*The data*
<<<<

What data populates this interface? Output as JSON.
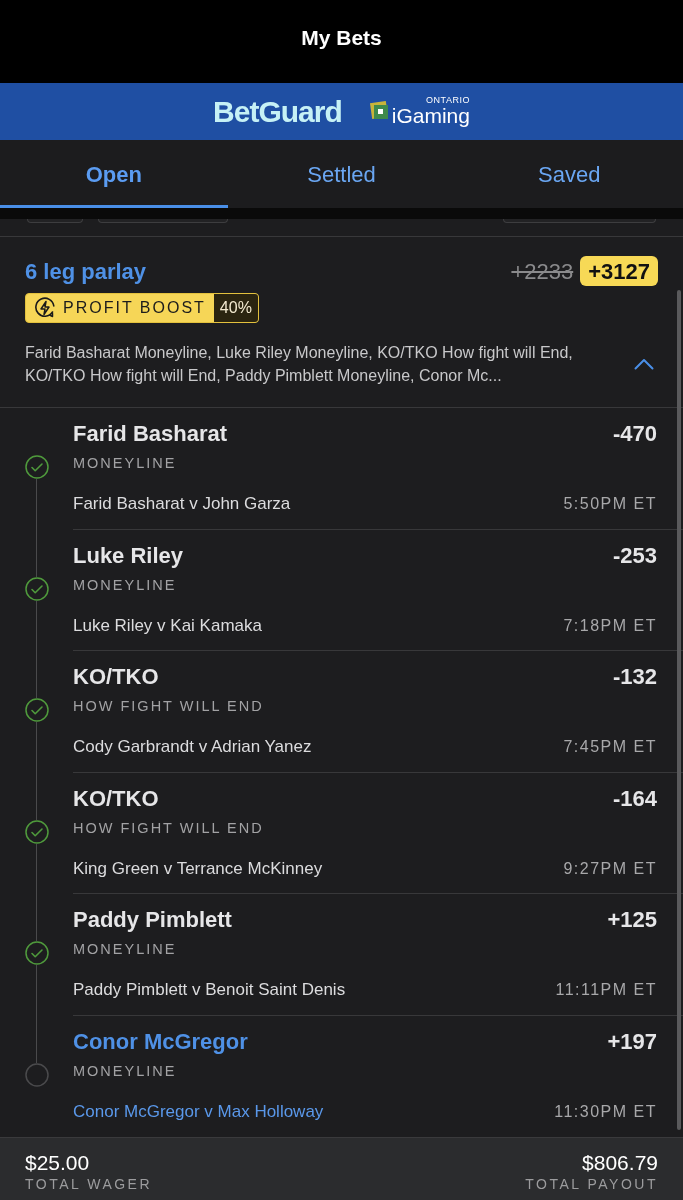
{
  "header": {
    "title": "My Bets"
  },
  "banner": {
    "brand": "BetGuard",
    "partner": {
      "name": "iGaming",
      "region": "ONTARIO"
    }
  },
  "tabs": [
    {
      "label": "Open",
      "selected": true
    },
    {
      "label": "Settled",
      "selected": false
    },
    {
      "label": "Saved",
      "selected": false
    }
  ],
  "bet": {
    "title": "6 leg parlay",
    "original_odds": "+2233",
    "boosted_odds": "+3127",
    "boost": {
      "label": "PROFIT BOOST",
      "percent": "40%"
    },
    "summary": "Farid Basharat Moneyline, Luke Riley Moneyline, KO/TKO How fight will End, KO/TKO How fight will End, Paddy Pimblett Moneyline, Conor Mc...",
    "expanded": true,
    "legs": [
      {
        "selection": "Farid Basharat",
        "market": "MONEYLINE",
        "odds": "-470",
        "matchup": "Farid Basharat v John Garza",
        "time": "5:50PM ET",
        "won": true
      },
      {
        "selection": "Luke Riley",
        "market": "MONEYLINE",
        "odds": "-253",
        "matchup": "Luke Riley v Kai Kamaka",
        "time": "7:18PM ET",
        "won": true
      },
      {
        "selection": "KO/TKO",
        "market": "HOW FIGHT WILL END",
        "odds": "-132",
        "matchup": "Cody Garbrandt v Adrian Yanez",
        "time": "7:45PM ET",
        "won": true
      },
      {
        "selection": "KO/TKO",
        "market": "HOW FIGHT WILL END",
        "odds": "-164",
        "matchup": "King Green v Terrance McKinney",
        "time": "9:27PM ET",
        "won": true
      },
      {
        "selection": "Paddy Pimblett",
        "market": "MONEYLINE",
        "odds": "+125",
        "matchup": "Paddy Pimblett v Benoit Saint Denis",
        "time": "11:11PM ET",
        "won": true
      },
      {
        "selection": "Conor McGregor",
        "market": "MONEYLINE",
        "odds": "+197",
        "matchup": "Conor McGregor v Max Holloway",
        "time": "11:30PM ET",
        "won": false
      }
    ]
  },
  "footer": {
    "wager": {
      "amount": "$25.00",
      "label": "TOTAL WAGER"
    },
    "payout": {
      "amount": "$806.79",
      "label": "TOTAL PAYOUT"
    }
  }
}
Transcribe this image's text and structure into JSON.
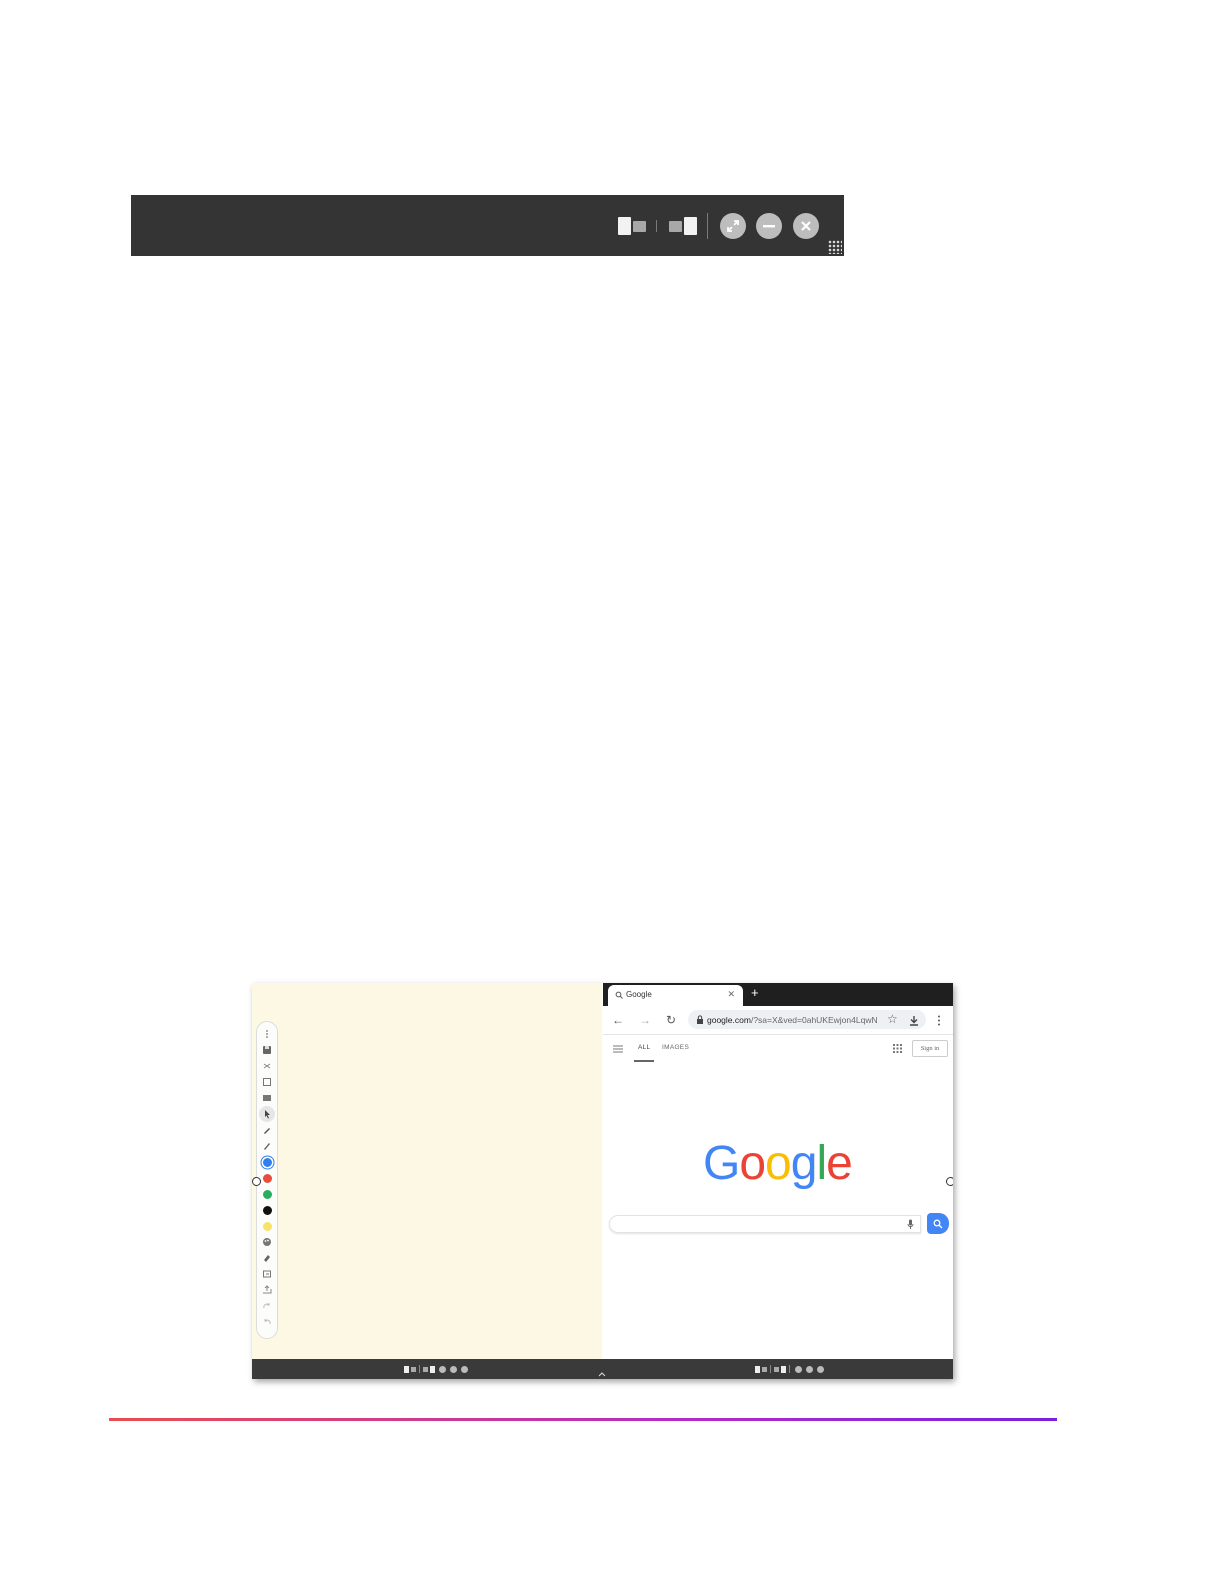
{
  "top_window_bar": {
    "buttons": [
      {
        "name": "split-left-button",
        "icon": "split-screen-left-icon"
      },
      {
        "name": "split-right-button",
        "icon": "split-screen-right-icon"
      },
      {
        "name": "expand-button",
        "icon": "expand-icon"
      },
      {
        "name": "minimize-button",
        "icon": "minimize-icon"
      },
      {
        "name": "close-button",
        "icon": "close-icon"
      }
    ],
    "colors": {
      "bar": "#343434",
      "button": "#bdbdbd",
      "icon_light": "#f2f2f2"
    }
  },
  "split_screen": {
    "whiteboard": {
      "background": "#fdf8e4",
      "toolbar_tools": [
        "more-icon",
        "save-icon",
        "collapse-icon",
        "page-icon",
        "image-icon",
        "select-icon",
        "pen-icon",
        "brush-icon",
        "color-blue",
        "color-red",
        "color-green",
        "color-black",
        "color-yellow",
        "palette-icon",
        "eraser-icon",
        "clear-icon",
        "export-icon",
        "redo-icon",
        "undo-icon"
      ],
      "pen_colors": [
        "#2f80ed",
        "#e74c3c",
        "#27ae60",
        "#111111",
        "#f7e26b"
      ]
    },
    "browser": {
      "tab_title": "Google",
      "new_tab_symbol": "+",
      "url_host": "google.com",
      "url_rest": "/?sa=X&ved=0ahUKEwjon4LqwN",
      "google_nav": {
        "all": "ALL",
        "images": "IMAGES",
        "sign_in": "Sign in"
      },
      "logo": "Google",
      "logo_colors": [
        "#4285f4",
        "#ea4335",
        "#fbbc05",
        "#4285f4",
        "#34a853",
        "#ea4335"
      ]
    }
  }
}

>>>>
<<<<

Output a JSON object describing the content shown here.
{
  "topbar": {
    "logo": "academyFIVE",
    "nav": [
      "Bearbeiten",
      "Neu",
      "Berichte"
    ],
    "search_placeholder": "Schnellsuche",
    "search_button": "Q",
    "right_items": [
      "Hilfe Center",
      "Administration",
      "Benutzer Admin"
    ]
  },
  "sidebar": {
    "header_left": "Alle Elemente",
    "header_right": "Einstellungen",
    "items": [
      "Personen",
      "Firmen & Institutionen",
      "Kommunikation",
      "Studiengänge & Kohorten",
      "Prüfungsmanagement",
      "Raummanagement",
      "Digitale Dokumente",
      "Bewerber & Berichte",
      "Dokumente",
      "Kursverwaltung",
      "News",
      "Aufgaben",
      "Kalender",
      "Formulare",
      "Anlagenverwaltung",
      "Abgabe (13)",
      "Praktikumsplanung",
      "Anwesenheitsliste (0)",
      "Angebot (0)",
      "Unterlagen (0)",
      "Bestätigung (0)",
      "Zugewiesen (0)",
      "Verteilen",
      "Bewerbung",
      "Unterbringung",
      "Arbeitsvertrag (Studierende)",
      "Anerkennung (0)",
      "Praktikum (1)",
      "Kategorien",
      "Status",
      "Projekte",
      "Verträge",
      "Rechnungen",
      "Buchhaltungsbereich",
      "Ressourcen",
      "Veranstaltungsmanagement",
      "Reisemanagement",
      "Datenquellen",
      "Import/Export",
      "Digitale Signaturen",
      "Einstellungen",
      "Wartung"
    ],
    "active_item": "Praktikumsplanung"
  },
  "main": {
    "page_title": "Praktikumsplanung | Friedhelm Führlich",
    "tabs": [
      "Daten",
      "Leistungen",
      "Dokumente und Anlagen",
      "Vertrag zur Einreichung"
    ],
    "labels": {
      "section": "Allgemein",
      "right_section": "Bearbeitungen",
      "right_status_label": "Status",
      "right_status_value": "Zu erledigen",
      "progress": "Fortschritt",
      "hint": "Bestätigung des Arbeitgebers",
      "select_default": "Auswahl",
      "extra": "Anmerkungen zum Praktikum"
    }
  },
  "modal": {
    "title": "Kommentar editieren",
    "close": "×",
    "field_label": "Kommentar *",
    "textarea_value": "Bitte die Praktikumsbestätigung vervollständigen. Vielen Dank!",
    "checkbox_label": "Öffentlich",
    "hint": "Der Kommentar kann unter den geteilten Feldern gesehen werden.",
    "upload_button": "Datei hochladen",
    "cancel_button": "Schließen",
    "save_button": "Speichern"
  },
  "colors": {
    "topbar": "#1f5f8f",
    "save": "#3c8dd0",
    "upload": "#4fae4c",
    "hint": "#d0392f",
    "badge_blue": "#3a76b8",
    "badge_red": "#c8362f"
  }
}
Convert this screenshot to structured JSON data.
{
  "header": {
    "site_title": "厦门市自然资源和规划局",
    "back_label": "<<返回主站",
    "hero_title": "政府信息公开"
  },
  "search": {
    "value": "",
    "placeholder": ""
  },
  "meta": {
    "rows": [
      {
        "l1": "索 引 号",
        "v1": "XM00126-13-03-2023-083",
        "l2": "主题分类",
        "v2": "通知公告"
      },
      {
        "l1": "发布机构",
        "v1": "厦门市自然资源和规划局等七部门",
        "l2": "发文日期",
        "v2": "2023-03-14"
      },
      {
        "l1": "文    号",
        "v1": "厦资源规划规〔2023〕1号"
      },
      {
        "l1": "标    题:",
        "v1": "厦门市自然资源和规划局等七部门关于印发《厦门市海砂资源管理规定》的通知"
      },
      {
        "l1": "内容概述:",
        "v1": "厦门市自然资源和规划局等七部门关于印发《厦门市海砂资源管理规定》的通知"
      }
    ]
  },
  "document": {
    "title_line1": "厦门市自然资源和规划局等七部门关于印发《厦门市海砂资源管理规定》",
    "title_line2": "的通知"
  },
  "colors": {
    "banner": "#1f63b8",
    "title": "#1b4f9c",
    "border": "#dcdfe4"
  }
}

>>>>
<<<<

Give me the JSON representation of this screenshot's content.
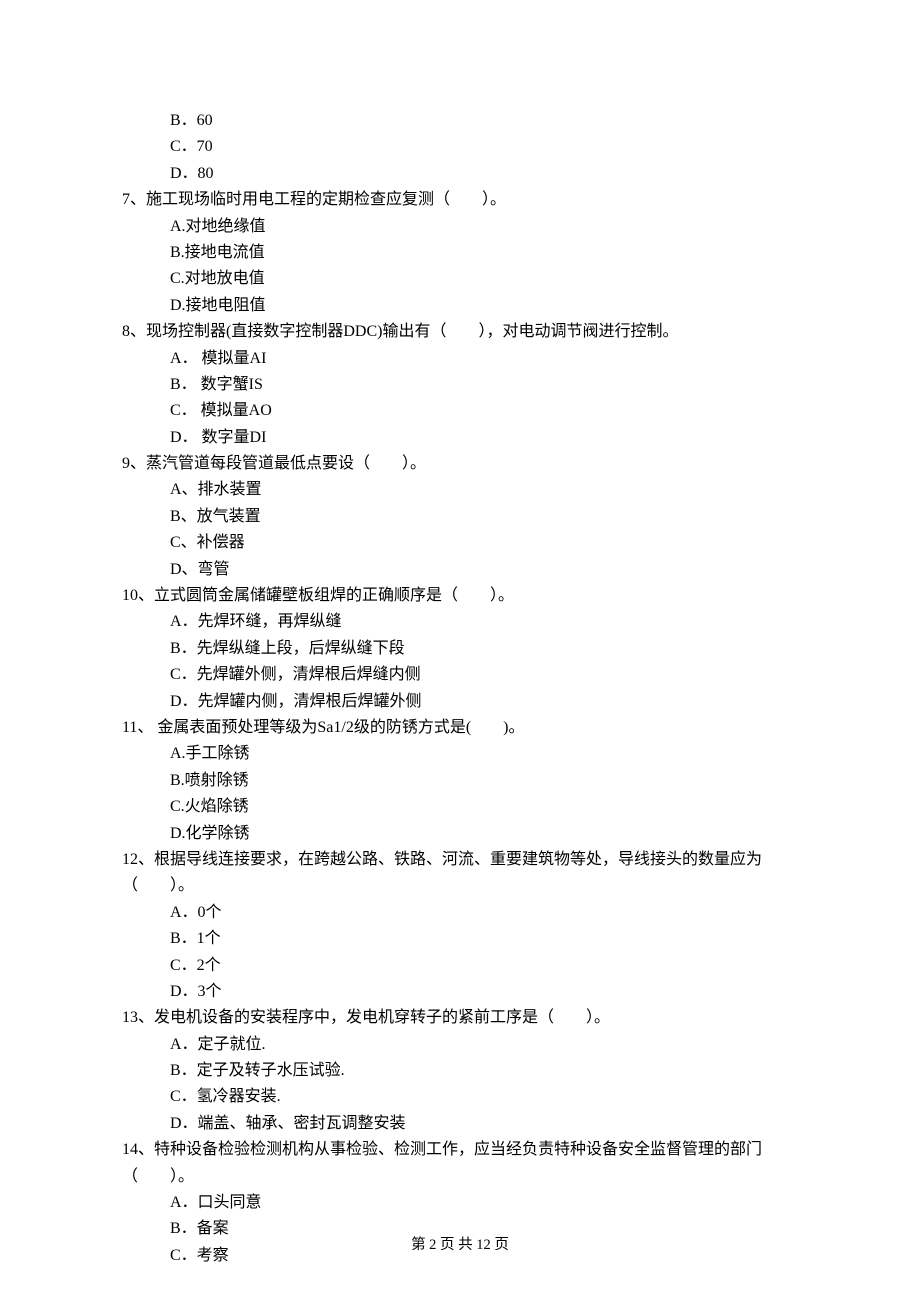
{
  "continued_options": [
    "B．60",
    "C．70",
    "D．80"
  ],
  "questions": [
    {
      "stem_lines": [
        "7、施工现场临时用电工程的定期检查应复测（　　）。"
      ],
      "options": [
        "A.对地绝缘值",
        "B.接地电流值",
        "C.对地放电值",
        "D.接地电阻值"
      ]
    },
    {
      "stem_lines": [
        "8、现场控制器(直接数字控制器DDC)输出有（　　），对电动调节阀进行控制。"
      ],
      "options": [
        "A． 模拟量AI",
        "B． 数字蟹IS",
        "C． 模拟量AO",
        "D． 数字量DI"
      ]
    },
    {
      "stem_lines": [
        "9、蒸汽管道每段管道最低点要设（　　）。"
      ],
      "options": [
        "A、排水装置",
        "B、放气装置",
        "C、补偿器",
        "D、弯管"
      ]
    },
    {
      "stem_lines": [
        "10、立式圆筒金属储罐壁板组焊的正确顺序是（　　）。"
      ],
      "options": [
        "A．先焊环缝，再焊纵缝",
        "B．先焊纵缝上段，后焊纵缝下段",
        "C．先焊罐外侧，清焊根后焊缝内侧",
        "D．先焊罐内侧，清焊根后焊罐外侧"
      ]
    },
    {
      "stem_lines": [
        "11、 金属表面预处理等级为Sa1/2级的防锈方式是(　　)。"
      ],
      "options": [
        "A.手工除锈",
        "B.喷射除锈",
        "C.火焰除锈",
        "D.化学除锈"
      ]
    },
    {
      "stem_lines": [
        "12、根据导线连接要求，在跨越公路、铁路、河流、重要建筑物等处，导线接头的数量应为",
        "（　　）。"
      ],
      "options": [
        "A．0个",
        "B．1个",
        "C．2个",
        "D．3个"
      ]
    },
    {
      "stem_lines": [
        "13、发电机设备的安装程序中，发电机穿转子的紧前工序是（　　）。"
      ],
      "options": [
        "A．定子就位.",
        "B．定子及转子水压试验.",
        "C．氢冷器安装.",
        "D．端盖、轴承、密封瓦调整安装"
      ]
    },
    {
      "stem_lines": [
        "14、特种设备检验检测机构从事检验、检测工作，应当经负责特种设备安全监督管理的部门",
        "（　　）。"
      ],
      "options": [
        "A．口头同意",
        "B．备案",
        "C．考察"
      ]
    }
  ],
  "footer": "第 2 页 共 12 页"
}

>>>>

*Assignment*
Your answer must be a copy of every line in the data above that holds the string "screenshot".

*Result*
Convert this screenshot to structured JSON data.
Give me the JSON representation of this screenshot's content.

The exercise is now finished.